§ **EXERCISE AIM**: The records follow. Filter them to the lines that hold "main".

==== EXERCISE INPUT

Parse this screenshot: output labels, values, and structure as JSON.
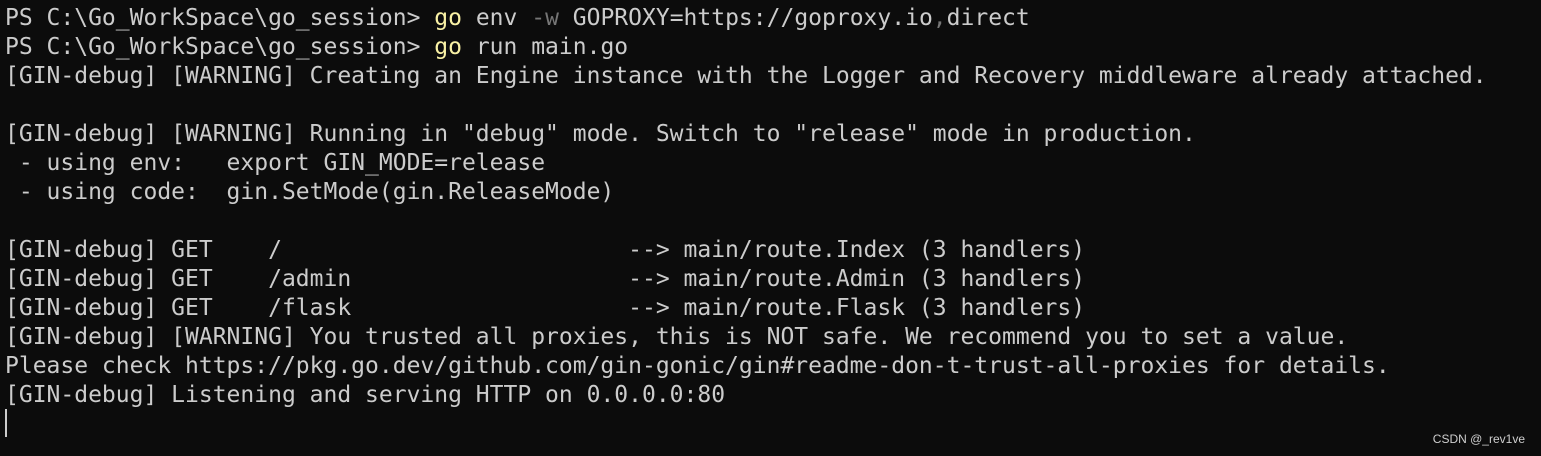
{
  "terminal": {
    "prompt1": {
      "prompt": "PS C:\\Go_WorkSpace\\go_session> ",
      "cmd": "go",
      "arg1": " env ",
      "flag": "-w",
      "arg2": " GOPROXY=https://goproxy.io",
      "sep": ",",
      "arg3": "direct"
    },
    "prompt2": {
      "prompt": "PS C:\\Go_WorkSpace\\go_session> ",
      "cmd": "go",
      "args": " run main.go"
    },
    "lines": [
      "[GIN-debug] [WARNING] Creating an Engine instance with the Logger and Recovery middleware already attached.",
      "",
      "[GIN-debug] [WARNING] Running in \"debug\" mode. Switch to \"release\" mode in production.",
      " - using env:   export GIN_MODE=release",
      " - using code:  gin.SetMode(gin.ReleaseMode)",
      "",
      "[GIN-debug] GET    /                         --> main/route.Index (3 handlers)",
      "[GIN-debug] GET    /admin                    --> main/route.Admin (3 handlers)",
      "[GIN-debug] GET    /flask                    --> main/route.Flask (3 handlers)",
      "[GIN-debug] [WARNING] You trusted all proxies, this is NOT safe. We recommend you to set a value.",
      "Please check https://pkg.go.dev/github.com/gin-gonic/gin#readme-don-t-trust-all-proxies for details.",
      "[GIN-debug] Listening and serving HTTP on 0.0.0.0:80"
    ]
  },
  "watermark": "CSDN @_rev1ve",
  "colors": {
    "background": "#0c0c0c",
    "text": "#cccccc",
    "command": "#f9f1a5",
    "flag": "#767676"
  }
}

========

§ **EXERCISE RESPONSE**:
      "args": " run main.go"
      "[GIN-debug] GET    /                         --> main/route.Index (3 handlers)",
      "[GIN-debug] GET    /admin                    --> main/route.Admin (3 handlers)",
      "[GIN-debug] GET    /flask                    --> main/route.Flask (3 handlers)",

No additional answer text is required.